There is growing concern in communities surrounding airports regarding the contribution of various emission sources (such as aircraft and ground support equipment) to nearby ambient concentrations. Within this study, we conducted extensive monitoring in neighborhoods surrounding T.F. Green Airport in Warwick, RI, to determine the marginal contribution of the airport to concentrations of various pollutants and to determine the subset of pollutants where airport emissions contributed appreciably to measured concentrations.
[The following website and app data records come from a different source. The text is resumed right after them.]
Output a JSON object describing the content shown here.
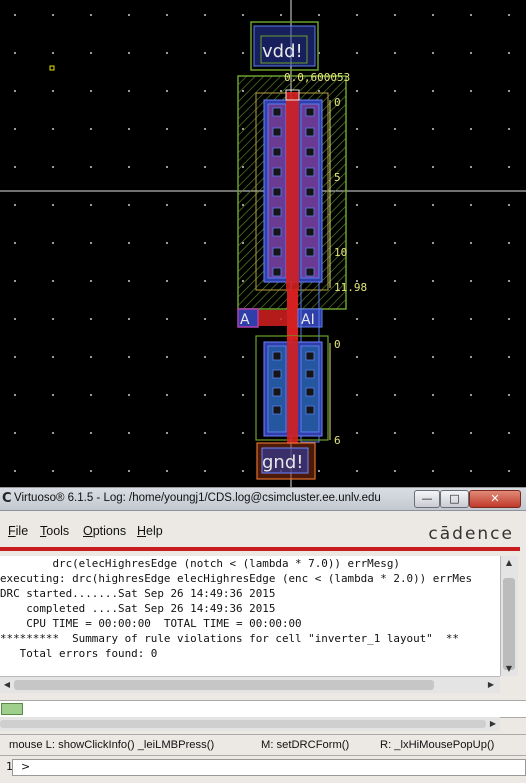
{
  "layout": {
    "pins": {
      "vdd": "vdd!",
      "gnd": "gnd!",
      "input": "A",
      "output": "AI"
    },
    "coordinate_readout": "0.0,600053",
    "ruler_top": [
      "0",
      "5",
      "10",
      "11.98"
    ],
    "ruler_bottom": [
      "0",
      "6"
    ],
    "colors": {
      "background": "#000000",
      "metal1": "#3a4bd0",
      "poly": "#d42020",
      "nwell": "#6aa02e",
      "contact": "#151515",
      "pin_label": "#e8e8e8"
    }
  },
  "window": {
    "title": "Virtuoso® 6.1.5 - Log: /home/youngj1/CDS.log@csimcluster.ee.unlv.edu",
    "icon": "cadence-c-icon",
    "buttons": [
      "minimize",
      "maximize",
      "close"
    ]
  },
  "menubar": {
    "items": [
      {
        "label": "File",
        "accel": "F",
        "rest": "ile"
      },
      {
        "label": "Tools",
        "accel": "T",
        "rest": "ools"
      },
      {
        "label": "Options",
        "accel": "O",
        "rest": "ptions"
      },
      {
        "label": "Help",
        "accel": "H",
        "rest": "elp"
      }
    ],
    "logo": "cādence"
  },
  "log": {
    "lines": [
      "        drc(elecHighresEdge (notch < (lambda * 7.0)) errMesg)",
      "executing: drc(highresEdge elecHighresEdge (enc < (lambda * 2.0)) errMes",
      "DRC started.......Sat Sep 26 14:49:36 2015",
      "    completed ....Sat Sep 26 14:49:36 2015",
      "    CPU TIME = 00:00:00  TOTAL TIME = 00:00:00",
      "*********  Summary of rule violations for cell \"inverter_1 layout\"  **",
      "   Total errors found: 0"
    ]
  },
  "statusbar": {
    "mouse_l": "mouse L: showClickInfo() _leiLMBPress()",
    "mouse_m": "M: setDRCForm()",
    "mouse_r": "R: _lxHiMousePopUp()",
    "prompt_number": "1",
    "prompt_symbol": ">"
  }
}
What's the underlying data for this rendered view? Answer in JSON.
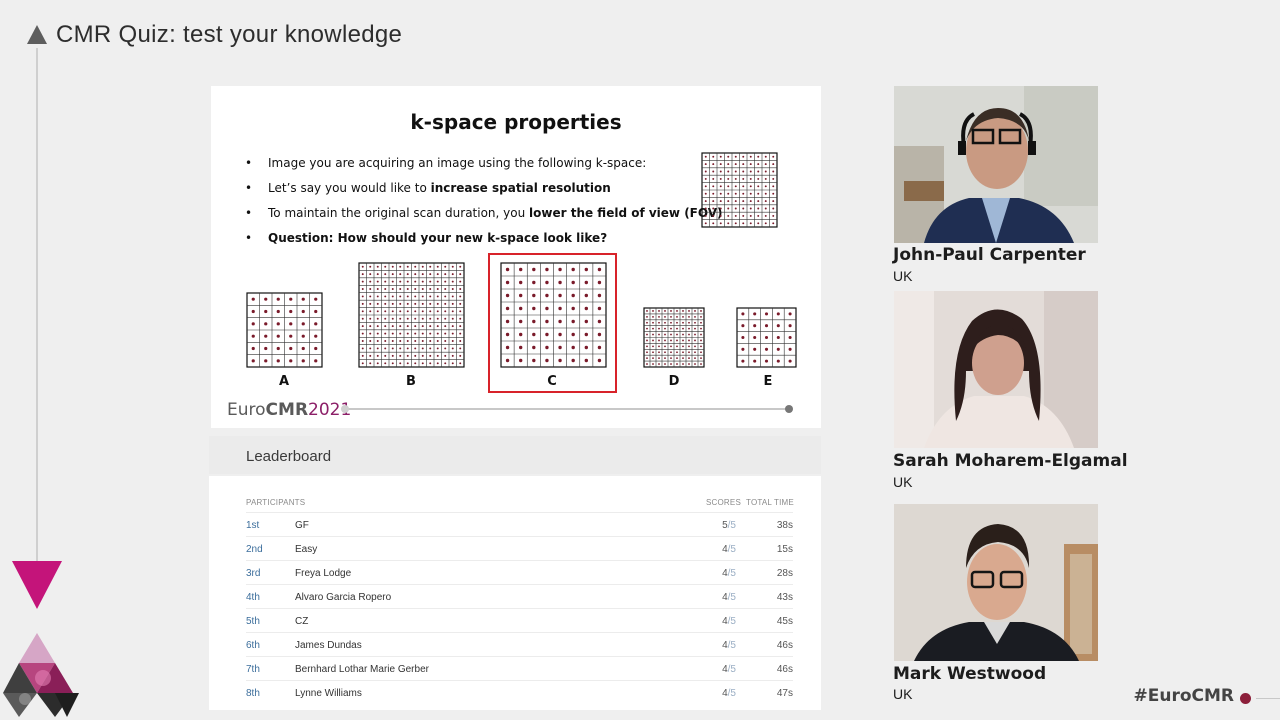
{
  "header": {
    "title": "CMR Quiz: test your knowledge"
  },
  "slide": {
    "title": "k-space properties",
    "bullets": [
      {
        "text": "Image you are acquiring an image using the following k-space:",
        "bold": ""
      },
      {
        "text": "Let’s say you would like to ",
        "bold": "increase spatial resolution"
      },
      {
        "text": "To maintain the original scan duration, you ",
        "bold": "lower the field of view (FOV)"
      },
      {
        "text": "",
        "bold": "Question: How should your new k-space look like?"
      }
    ],
    "bullet_symbol": "•",
    "options": [
      "A",
      "B",
      "C",
      "D",
      "E"
    ],
    "highlighted_option": "C",
    "logo": {
      "prefix": "Euro",
      "brand": "CMR",
      "year": "2021"
    }
  },
  "leaderboard": {
    "title": "Leaderboard",
    "columns": {
      "participants": "PARTICIPANTS",
      "scores": "SCORES",
      "total_time": "TOTAL TIME"
    },
    "rows": [
      {
        "rank": "1st",
        "name": "GF",
        "score": "5",
        "max": "/5",
        "time": "38s"
      },
      {
        "rank": "2nd",
        "name": "Easy",
        "score": "4",
        "max": "/5",
        "time": "15s"
      },
      {
        "rank": "3rd",
        "name": "Freya Lodge",
        "score": "4",
        "max": "/5",
        "time": "28s"
      },
      {
        "rank": "4th",
        "name": "Alvaro Garcia Ropero",
        "score": "4",
        "max": "/5",
        "time": "43s"
      },
      {
        "rank": "5th",
        "name": "CZ",
        "score": "4",
        "max": "/5",
        "time": "45s"
      },
      {
        "rank": "6th",
        "name": "James Dundas",
        "score": "4",
        "max": "/5",
        "time": "46s"
      },
      {
        "rank": "7th",
        "name": "Bernhard Lothar Marie Gerber",
        "score": "4",
        "max": "/5",
        "time": "46s"
      },
      {
        "rank": "8th",
        "name": "Lynne Williams",
        "score": "4",
        "max": "/5",
        "time": "47s"
      }
    ]
  },
  "speakers": [
    {
      "name": "John-Paul Carpenter",
      "country": "UK"
    },
    {
      "name": "Sarah Moharem-Elgamal",
      "country": "UK"
    },
    {
      "name": "Mark Westwood",
      "country": "UK"
    }
  ],
  "footer": {
    "hashtag": "#EuroCMR"
  },
  "colors": {
    "accent": "#8c1f68",
    "answer_frame": "#d8232a",
    "kspace_dot": "#7a1a2a",
    "magenta": "#c4147a"
  },
  "icons": [
    "title-triangle-icon",
    "magenta-triangle-icon",
    "eurocmr-logo-icon",
    "record-dot-icon"
  ]
}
Monitoring was conducted in three intensive one-week campaigns, across three seasons in 2007 and 2008. Numerous pollutants were measured at three stationary sites surrounding the airport in different wind directions, including continuous measurements of ultrafine particle counts, black carbon, fine particulate matter (PM2.5), and nitric oxide, along with integrated samples of PM2.5, PAHs, nitro-PAHs, VOCs, and carbonyls. The integrated samples had averaging times ranging from 6-hour to 24-hour, capturing diurnal variability in concentrations when feasible. Passive samplers for nitrogen dioxide were deployed at numerous sites near the fenceline and at varying distances from the airport and major roadways. Mobile continuous monitoring of ultrafine particle counts, particle-bound PAHs, and PM2.5 was conducted to determine spatial patterns of these pollutants across multiple neighborhoods, using GPS instruments to record location as well as significant source events. In addition, real-time wind speed and direction data were collected with multiple sonic anemometers, and noise monitoring was conducted to provide a real-time determination of flight activity. The timing of flight take-offs and landings was also gathered within a database that included aircraft type.
Analyses suggest spatial heterogeneity in nitrogen dioxide across the sampling domain, with higher levels in areas near the terminal building and downwind from major roads. Evaluation of continuous measurements at the stationary sites indicates higher concentrations of particle-bound PAHs, ultrafine particle counts, and black carbon during periods when the sites were downwind from the airport grounds. VOC and carbonyl data demonstrated a high detection rate and significant correlations among BTEX compounds. Formal regression analyses on continuous monitoring data utilizing flight activity as well as meteorological data suggest significant influences of wind speed and direction and provide for quantification of the marginal contribution of airport sources relative to other nearby sources.
We conclude that intensive multi-pollutant monitoring campaigns surrounding airports or other defined sources can be an informative way to determine the marginal contribution of these sources to ambient concentrations, especially for pollutants and geographic domains that are not easily captured with atmospheric dispersion models.